Anna Schultz, professor of ethnomusicology, began by examining the definition of nationalism. The ability to define it both by ethnicity and by territory lies behind much of the Nazis' evil. As for Carmina Burana, Nazi music critics were at first puzzled by the work, put off by its hedonism and jazz-like rhythms, two things they abhorred; but then they embraced it for what they saw as its celebration of Aryan ethnicity.
David Abernethy, chorus baritone and professor emeritus of political science, spoke of the challenges of coping with living under a totalitarian regime. Orff did cooperate with the Nazis, most infamously by composing a set of Midsummer Night's Dream incidental music to replace the banned Mendelssohn's. But in other respects he kept himself aloof, despite pressure from the regime. Abernethy concluded passionately by saying it's easy to criticize Orff's failings, but no option for behaving is morally clear. We should avoid facile condemnation of human frailties in horrific circumstances.
In comments later, Abernethy added that, although totalitarian regimes push mass culture and a hive mind, they're ironically highly individualistic as their honors and condemnations, in the arts as elsewhere, are based on the Leader's whim.
David Wilson, tenor and grad student in musicology, gave several comparisons to show that culpability under the Nazis has little relationship to subsequent reputation. His best example was the two leading conductors who stayed in the Nazi regime. Wilhelm Furtwängler actively helped Jewish musicians and avoided open propaganda, but his willingness to conduct before high Nazi officials all the way to the end has stained his reputation so badly that a biography is titled The Devil's Music Master. Whereas Herbert von Karajan actually joined the Nazi Party and had no compensating virtues, but his reputation, based on his post-war work, is clean.

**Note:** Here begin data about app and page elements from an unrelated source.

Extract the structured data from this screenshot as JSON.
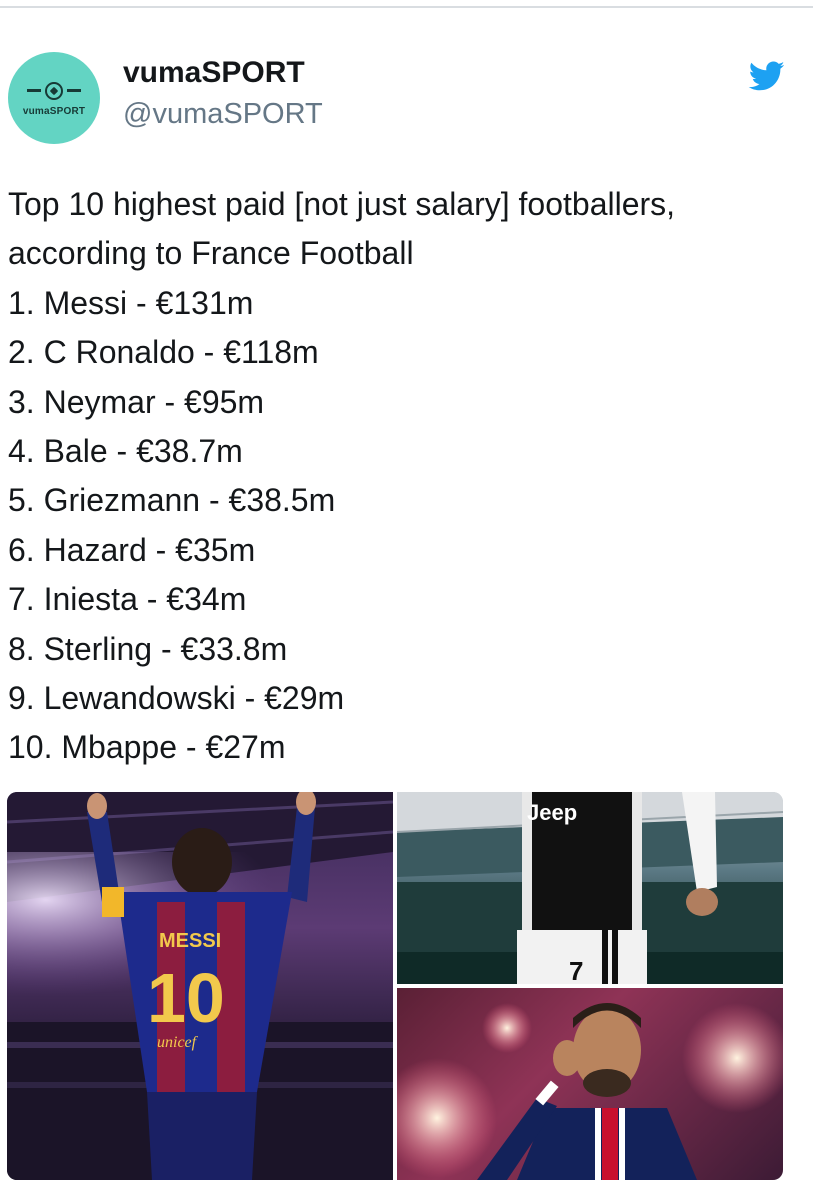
{
  "account": {
    "display_name": "vumaSPORT",
    "handle": "@vumaSPORT",
    "avatar_text": "vumaSPORT"
  },
  "icons": {
    "platform": "twitter-bird-icon",
    "avatar_mark": "soccer-ball-icon"
  },
  "colors": {
    "avatar_bg": "#63d4c3",
    "twitter_blue": "#1da1f2",
    "handle_gray": "#657786",
    "text": "#14171a"
  },
  "tweet": {
    "lines": [
      "Top 10 highest paid [not just salary] footballers,",
      "according to France Football",
      "1. Messi - €131m",
      "2. C Ronaldo - €118m",
      "3. Neymar - €95m",
      "4. Bale - €38.7m",
      "5. Griezmann - €38.5m",
      "6. Hazard - €35m",
      "7. Iniesta - €34m",
      "8. Sterling - €33.8m",
      "9. Lewandowski - €29m",
      "10. Mbappe - €27m"
    ]
  },
  "media": {
    "left": {
      "shirt_name": "MESSI",
      "shirt_number": "10",
      "sponsor": "unicef"
    },
    "top_right": {
      "sponsor": "Jeep",
      "shirt_number": "7"
    },
    "bottom_right": {}
  }
}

(In speaking of Richard Strauss and his cooperation with the Nazis which has left him still a popular composer, Wilson rhetorically asked, "Who would do without Ein Heldenleben?" Thinking of that bloated and self-indulgent work, I muttered "I would." I intended to speak sotto voce, but was heard throughout the lecture room. Oops.)
Eric Tuan, choral studies administrator, examined Orff's pedagogical method, the Schulwerk. Originally conceived with leftist political overtones in the Weimar era, it proved adaptable to Nazi educational goals. For instance, its child-centered approach and primal content appealed to their anti-intellectual prejudices. And Orff went along with this. Tuan's conclusion was that nothing about the Schulwerk is inherently fascist, but it's easily appropriated.
Anna Wittstruck, conductor of the Stanford Symphony, classed Carmina Burana as a neo-classical work, and noted that this communitarian, accessible style is compatible with mass nationalism. She noted Orff's debt to Stravinsky's Les noces, and played video clips of a stage performance to show that Les noces (and also Le sacre du printemps) enact hive mind rituals right on stage. Orff intended for Carmina Burana also to be staged, a project in sensory immersion that would short-circuit critical distancing.
We also had some music. Wilson sang the tenor solo from Carmina, the lament of the roasting swan (accompanied by three choristers and a pianist) and then, just to demonstrate the musical similarity between Nazi music and Weimar music, pitched in to Kurt Weill's "Mack the Knife."